To The Editor:
To acting state Office of Mental Health Commissioner Kristin M. Woodlock:
I am writing with regard to the St. Lawrence Psychiatric Center located in Ogdensburg and serving a six-county catchment area in the north country of New York.
I am afraid, and it is not about jobs, though I do understand the need for jobs. The issue is people and need of the services the psych center provides.
Some years ago, before I came to be the Presbyterian minister in Ogdensburg, the state took the then-over 1,500 adult residential care center and turned it into a just-under-70 adult residential care center. Many of the residents from that time now live in the community. I talk to these people as they live and move among us. Many are sad, depressed, lost and/or feeling worthless. Many of the outpatient services have either gone by the wayside or do not serve as well as they might.
I have heard from folks suffering from mental illness about how wonderful it was to have someplace safe to live and work. The psych center was, in the early days, running a farm and serving the community. Later the center had a greenhouse, an outpatient geriatric center, among many other things. Perhaps most importantly, community people in crisis could be taken there to receive help.

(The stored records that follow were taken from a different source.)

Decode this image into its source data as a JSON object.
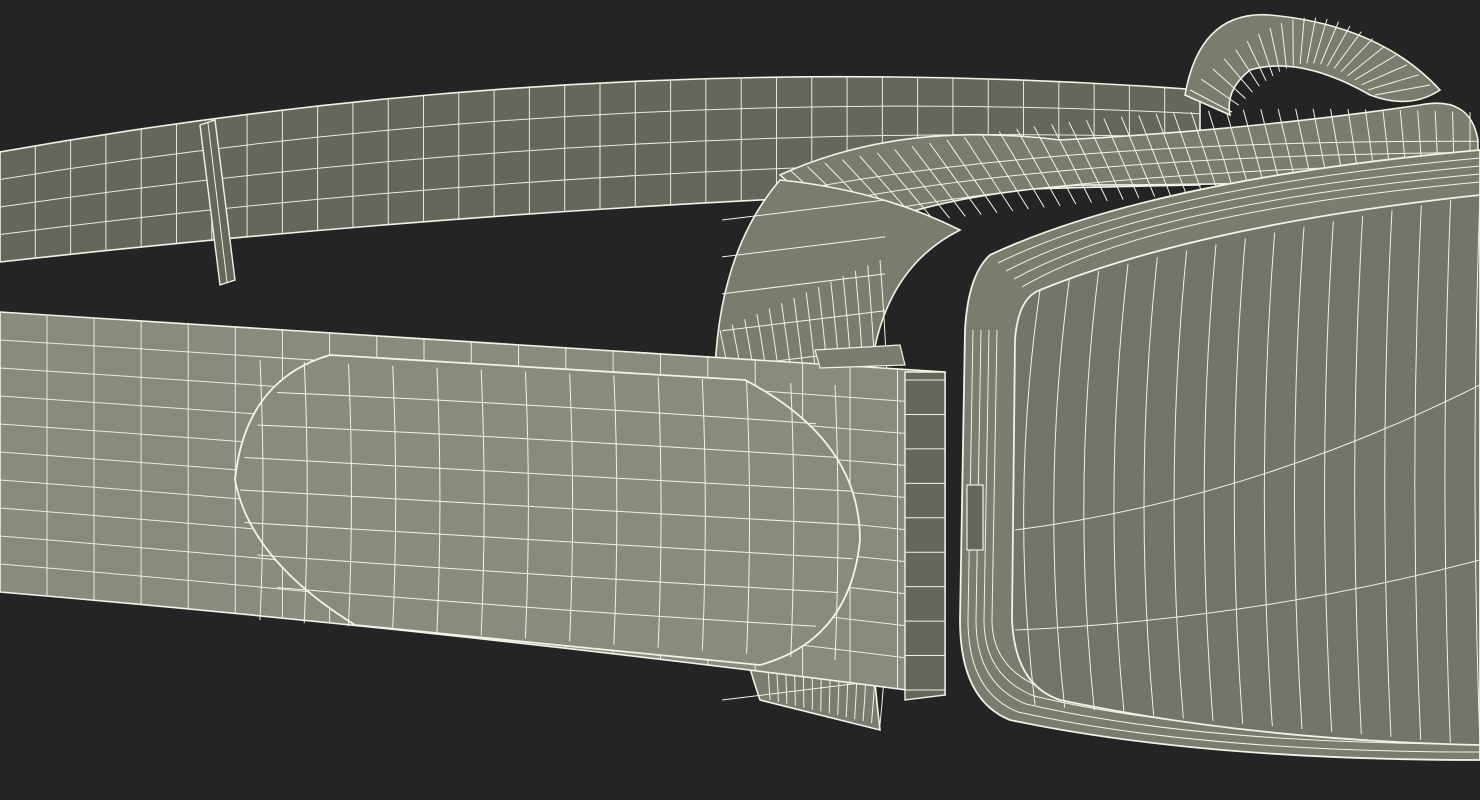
{
  "scene": {
    "subject": "goggles-wireframe",
    "colors": {
      "background": "#242424",
      "surface": "#7b7c70",
      "surface_dark": "#66675c",
      "surface_light": "#8a8b7f",
      "wire": "#f2f2e6"
    }
  }
}
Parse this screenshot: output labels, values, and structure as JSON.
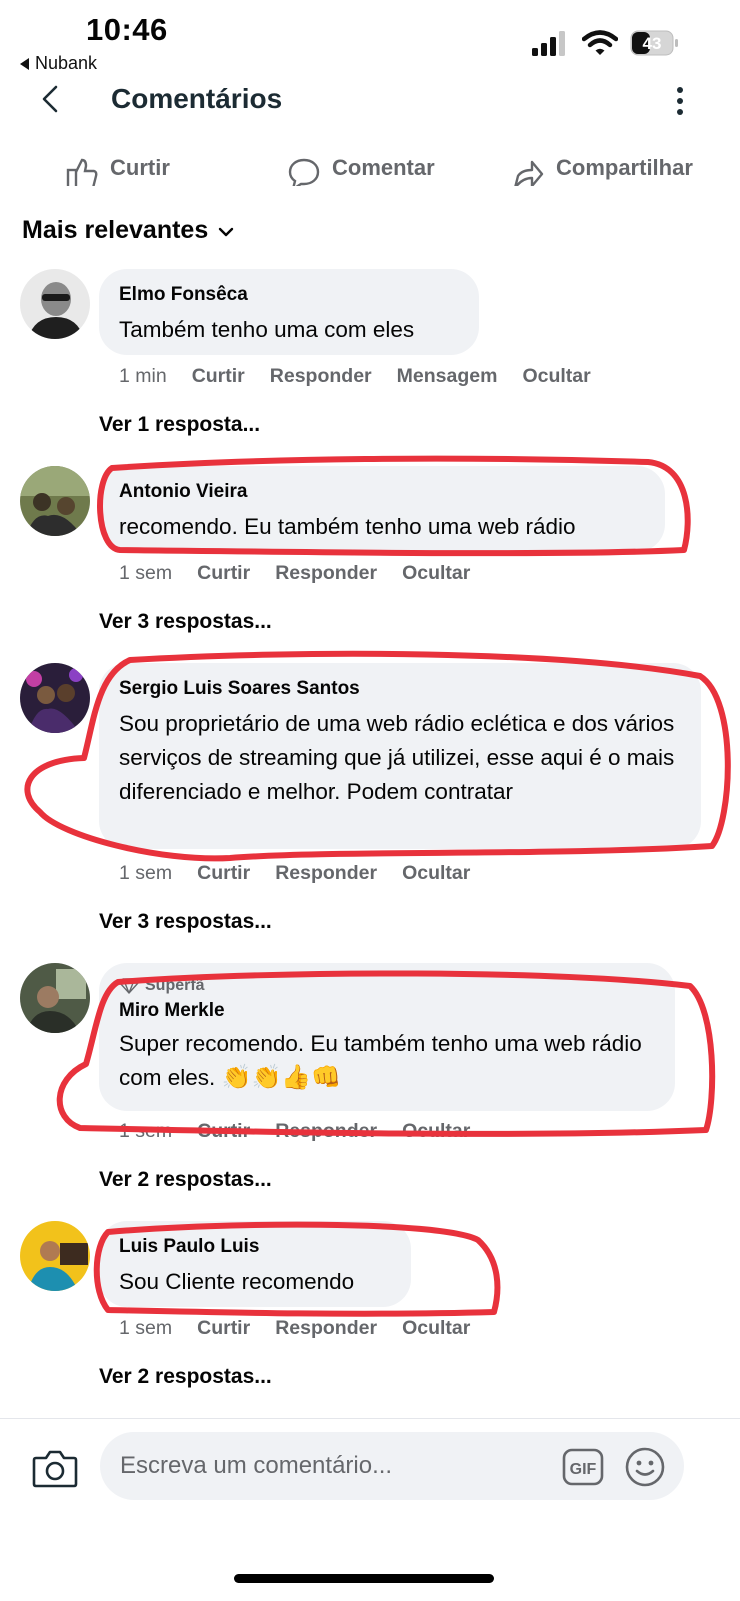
{
  "status_bar": {
    "time": "10:46",
    "back_app": "Nubank",
    "battery": "43"
  },
  "header": {
    "title": "Comentários"
  },
  "actions": {
    "like": "Curtir",
    "comment": "Comentar",
    "share": "Compartilhar"
  },
  "filter": {
    "label": "Mais relevantes"
  },
  "comments": [
    {
      "author": "Elmo Fonsêca",
      "text": "Também tenho uma com eles",
      "time": "1 min",
      "actions": [
        "Curtir",
        "Responder",
        "Mensagem",
        "Ocultar"
      ],
      "replies": "Ver 1 resposta..."
    },
    {
      "author": "Antonio Vieira",
      "text": "recomendo. Eu também tenho uma web rádio",
      "time": "1 sem",
      "actions": [
        "Curtir",
        "Responder",
        "Ocultar"
      ],
      "replies": "Ver 3 respostas..."
    },
    {
      "author": "Sergio Luis Soares Santos",
      "text": "Sou proprietário de uma web rádio eclética e dos vários serviços de streaming que já utilizei, esse aqui é o mais diferenciado e melhor. Podem contratar",
      "time": "1 sem",
      "actions": [
        "Curtir",
        "Responder",
        "Ocultar"
      ],
      "replies": "Ver 3 respostas..."
    },
    {
      "badge": "Superfã",
      "author": "Miro Merkle",
      "text": "Super recomendo. Eu também tenho uma web rádio com eles.",
      "emojis": "👏👏👍👊",
      "time": "1 sem",
      "actions": [
        "Curtir",
        "Responder",
        "Ocultar"
      ],
      "replies": "Ver 2 respostas..."
    },
    {
      "author": "Luis Paulo Luis",
      "text": "Sou Cliente recomendo",
      "time": "1 sem",
      "actions": [
        "Curtir",
        "Responder",
        "Ocultar"
      ],
      "replies": "Ver 2 respostas..."
    }
  ],
  "composer": {
    "placeholder": "Escreva um comentário...",
    "gif_label": "GIF"
  },
  "colors": {
    "annotation": "#e8323c",
    "bubble": "#f0f2f5",
    "secondary_text": "#65676b"
  }
}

People with mental illness could work at the St. Lawrence Psychiatric Center in an environment that was equipped to help when the voices or breakdowns came. People living at the center could still work and be who they needed to be, unlike in the world beyond the center because the illness prevents them from being employable in other ways.
The residents of the psychiatric center were and are very much a part of the community and very much cared about by the community, and vice versa.
The six counties of the north country have very little to offer in the way of help for people suffering from mental illness. Because the psych center was all but shut down some time ago, people with mental illness in crisis in St. Lawrence County are taken to the Claxton-Hepburn Medical Center in Ogdensburg. There are very few doctors equipped to handle the mentally ill at the hospital, and there are very few beds for them. So as it is, we need more mental health care and services, not less! I encounter people who are wandering lost and at risk daily. In a time when we are looking at our country and its inability to deal with and help the mentally ill, and in a six-county catchment area where the mentally ill are already so very marginalized, it is shocking to me that the state is even contemplating reducing the available care for folks.
The Rev. Laurena Will
First Presbyterian Church